Depends on the situation and years of trucks being talked about. Most modern trucks get fantastic mileage compared to their older counterparts. For example my 1990 F250 5.8 averages about 13 with careful driving. The 1990 7.3 crew cab got 19 consistent with it breaking over 20 on many highway trips. In my scenario the diesel option is MUCH cheaper to run despite the extra cost differences. Now with modern trucks getting 18-20 in a gasser is about the same as their diesel counterparts so it really only makes sense to go diesel if extensive towing is going to be a factor. If I ever win the lotto I'll probably spend the coin and actually get a modern truck
Most modern gasoline trucks (1/2 tons and midsize) are lucky to get 17-18 mpg combined. I know that certain engines (ecoboost) are rated higher than that, but go look at the real world results: most of the owners are getting far lower than the EPA ratings in real-world conditions.
The Ram ecodiesel can easily squeeze out low 20's and the 2.8l Duramax can get into the mid to high 20's for combined driving. There is a significant efficiency discrepancy between the 2 engine types. The tradeoff is that diesels cost more to maintain and run.

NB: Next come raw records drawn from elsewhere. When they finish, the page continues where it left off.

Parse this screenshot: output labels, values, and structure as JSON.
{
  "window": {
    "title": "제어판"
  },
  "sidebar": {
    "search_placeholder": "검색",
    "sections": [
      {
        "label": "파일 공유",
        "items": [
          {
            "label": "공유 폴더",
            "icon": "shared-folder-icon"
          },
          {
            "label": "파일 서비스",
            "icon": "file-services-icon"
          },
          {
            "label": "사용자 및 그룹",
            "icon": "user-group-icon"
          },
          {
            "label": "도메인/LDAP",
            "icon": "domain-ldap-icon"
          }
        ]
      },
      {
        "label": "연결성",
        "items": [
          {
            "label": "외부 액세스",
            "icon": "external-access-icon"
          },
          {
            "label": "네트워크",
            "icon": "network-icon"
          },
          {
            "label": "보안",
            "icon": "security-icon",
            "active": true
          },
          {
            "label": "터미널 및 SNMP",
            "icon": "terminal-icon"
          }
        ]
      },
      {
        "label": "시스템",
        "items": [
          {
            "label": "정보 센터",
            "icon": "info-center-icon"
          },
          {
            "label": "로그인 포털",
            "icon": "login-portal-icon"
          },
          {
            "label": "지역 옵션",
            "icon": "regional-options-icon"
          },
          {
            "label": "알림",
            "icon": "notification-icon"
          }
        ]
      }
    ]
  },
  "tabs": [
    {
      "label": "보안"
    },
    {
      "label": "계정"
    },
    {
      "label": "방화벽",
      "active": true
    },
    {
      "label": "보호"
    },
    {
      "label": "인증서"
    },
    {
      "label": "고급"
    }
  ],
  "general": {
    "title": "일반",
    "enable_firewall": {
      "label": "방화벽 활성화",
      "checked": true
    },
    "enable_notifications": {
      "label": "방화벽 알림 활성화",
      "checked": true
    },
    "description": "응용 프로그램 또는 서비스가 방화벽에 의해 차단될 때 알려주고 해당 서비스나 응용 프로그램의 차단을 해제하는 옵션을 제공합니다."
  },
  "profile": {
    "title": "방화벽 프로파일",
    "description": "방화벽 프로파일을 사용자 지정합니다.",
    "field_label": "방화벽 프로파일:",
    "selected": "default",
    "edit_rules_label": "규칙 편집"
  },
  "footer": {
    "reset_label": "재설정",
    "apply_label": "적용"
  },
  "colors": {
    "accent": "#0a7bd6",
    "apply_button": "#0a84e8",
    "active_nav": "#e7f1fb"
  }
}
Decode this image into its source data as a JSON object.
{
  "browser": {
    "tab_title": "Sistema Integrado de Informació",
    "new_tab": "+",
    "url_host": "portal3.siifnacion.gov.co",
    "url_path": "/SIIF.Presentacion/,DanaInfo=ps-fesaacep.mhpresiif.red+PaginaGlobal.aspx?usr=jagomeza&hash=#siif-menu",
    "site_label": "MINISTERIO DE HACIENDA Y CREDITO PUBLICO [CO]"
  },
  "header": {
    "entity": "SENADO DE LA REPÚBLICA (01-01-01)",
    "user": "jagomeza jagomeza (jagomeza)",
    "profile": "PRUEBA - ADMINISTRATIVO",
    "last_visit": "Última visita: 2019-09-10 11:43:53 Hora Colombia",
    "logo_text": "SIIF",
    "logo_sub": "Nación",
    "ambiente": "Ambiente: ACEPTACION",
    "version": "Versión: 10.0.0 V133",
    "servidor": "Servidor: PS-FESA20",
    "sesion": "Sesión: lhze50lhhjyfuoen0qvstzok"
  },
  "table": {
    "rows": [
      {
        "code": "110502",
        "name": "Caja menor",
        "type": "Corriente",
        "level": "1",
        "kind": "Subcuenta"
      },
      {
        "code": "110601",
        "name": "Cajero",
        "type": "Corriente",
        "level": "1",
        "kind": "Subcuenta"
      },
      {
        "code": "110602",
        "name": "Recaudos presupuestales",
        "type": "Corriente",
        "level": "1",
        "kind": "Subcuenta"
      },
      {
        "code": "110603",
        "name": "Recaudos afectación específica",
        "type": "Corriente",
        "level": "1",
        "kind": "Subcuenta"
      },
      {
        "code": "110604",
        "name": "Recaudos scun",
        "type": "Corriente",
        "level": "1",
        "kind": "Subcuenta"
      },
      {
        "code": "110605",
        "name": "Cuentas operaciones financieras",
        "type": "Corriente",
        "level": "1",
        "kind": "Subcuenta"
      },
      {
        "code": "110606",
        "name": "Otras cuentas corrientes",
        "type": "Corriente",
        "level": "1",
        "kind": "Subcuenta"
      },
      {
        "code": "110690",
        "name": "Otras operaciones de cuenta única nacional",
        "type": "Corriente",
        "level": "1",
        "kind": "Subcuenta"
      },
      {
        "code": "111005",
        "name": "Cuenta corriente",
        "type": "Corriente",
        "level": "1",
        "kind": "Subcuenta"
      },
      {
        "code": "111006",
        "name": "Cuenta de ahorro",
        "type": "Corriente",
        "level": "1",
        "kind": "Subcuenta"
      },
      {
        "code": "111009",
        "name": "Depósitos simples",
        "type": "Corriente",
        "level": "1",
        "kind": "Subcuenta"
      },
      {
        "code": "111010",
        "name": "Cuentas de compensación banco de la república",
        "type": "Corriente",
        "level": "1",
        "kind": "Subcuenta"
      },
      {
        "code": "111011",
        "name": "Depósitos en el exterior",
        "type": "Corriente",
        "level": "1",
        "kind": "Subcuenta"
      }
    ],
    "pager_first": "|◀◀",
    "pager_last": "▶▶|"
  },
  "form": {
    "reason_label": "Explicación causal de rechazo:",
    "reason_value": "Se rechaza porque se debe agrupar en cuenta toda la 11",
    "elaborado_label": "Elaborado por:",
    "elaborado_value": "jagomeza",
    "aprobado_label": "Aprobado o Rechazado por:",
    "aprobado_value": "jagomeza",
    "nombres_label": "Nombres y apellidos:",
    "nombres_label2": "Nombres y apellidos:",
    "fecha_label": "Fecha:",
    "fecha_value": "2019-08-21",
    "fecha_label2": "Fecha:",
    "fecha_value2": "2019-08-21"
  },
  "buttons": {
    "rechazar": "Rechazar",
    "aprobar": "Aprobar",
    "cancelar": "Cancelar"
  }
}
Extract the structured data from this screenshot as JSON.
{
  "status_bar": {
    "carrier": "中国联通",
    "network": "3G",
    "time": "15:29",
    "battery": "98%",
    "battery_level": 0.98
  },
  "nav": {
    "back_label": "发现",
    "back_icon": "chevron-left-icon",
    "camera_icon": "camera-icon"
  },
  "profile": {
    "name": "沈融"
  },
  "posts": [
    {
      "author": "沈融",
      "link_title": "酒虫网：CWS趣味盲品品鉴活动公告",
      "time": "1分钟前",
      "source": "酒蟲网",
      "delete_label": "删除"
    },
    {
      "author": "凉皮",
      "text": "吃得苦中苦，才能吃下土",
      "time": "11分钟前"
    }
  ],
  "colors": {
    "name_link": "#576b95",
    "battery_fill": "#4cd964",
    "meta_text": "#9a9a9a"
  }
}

Gasoline engines have become somewhat more efficient, but the OEM’s have also been using lots of little tricks to enhance efficiency (front air dam’s, higher gearing, cylinder de-activation). When these trucks get used for offroading or overlanding, a lot of those tricks (and their efficiency gains) fall by the wayside.